Objective: To examine the association between previous fracture and risk of new hip and nonhip fractures over a seven-year period among older Mexican Americans. Method: Data used are from the Hispanic Established Population for the Epidemiological Study of the Elderly (H-EPESE) (1993-2001). Measures included history of previous fracture (hip fracture only, a nonhip fracture, hip and nonhip fractures, and no fractures), sociodemographic factors, smoking status, medical conditions (arthritis, diabetes, stroke and cancer), activities of daily living disability, and high depressive symptoms. Cox proportional regression model was used to estimate the seven-year incidence of fractures. Results: Of the 2,589 subjects, 42 reported a hip fracture, 328 reported a nonhip fracture, and 2,219 did not report a fracture at baseline. After controlling for all covariates, the hazard ratio (HR) of new hip fracture at seven-year follow-up was 6.48 (95 % CI: 3.26-12.97) for subjects with only hip fracture at baseline and 1.96 (95 % CI: 1.22-3.16) for subjects with nonhip fracture at baseline. The HR of new nonhip fracture was 1.90 (95 % CI: 0.96-3.77) for subjects with only hip fracture at baseline and 2.62 (95 % CI: 1.95-3.52) for subjects with nonhip fracture at baseline. Conclusions: A previous history of fractures in older Mexican Americans is the strongest predictor of recurrent fractures at hip and nonhip sites, independent of other health measures. Our findings of recurrent fractures suggest the need for more aggressive detection and adequate treatment of osteoporosis- and fall-related factors in this population.
|Original language||English (US)|
|Number of pages||7|

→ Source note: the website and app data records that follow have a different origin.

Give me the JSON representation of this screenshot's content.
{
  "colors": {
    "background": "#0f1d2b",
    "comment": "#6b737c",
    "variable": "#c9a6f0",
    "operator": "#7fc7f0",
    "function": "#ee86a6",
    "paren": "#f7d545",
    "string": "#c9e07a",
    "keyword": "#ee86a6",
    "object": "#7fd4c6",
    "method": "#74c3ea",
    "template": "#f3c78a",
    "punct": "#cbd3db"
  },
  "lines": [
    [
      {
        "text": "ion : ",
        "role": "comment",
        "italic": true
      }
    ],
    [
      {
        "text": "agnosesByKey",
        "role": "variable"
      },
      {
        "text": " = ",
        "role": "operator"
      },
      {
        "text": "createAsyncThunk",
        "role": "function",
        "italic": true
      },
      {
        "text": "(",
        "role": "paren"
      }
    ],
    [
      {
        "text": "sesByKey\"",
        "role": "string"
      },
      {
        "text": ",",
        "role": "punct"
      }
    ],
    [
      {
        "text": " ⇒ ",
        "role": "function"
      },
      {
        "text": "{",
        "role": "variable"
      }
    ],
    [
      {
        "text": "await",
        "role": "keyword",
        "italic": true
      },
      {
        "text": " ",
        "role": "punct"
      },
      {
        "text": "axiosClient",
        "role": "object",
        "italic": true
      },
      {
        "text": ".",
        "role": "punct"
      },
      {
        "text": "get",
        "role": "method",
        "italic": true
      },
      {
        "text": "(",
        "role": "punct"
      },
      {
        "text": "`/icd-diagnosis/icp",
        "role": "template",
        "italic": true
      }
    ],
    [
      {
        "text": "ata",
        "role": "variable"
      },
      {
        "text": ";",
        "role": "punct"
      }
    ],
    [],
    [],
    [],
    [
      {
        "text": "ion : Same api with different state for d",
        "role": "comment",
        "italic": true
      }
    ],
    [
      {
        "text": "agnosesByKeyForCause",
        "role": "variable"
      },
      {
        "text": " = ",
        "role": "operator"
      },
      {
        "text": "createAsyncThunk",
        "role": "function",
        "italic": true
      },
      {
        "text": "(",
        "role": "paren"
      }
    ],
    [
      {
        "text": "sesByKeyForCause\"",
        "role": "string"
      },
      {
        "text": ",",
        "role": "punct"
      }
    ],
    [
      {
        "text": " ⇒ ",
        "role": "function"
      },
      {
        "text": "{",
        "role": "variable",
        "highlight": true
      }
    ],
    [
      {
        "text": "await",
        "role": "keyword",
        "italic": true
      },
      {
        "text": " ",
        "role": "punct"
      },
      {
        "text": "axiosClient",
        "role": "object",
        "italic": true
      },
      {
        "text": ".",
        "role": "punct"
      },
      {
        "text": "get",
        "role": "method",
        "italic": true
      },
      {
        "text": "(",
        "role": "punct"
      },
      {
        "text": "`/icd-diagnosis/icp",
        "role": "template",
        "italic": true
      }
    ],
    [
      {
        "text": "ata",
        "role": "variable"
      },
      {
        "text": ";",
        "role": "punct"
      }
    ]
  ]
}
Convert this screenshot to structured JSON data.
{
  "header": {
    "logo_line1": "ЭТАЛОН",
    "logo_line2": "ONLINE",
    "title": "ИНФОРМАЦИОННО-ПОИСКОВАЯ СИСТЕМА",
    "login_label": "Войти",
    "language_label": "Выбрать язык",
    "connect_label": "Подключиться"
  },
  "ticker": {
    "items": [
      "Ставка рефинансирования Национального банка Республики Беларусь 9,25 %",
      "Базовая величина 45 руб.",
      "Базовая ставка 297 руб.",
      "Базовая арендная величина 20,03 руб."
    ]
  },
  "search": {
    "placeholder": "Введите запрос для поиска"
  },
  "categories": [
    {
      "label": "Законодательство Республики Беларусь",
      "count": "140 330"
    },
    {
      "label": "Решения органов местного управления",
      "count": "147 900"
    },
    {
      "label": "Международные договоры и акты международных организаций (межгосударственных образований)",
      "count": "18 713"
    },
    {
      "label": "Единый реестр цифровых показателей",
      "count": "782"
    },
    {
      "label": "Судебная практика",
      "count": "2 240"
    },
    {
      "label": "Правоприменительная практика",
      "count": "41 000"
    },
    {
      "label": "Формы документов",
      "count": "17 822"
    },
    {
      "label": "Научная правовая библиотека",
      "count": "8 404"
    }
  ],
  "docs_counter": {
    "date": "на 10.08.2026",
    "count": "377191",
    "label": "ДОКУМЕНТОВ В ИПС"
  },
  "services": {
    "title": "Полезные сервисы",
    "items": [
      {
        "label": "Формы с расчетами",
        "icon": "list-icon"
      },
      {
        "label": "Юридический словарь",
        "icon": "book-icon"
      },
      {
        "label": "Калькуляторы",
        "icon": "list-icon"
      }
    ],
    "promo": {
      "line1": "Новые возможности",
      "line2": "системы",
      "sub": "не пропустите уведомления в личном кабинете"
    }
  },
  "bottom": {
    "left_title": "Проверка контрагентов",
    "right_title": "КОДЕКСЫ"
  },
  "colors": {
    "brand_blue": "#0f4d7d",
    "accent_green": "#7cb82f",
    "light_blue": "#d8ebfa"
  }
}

|Journal||Journal of the National Medical Association|
|State||Published - Apr 1 2007|
- Elderly health
- Mexican Americans
ASJC Scopus subject areas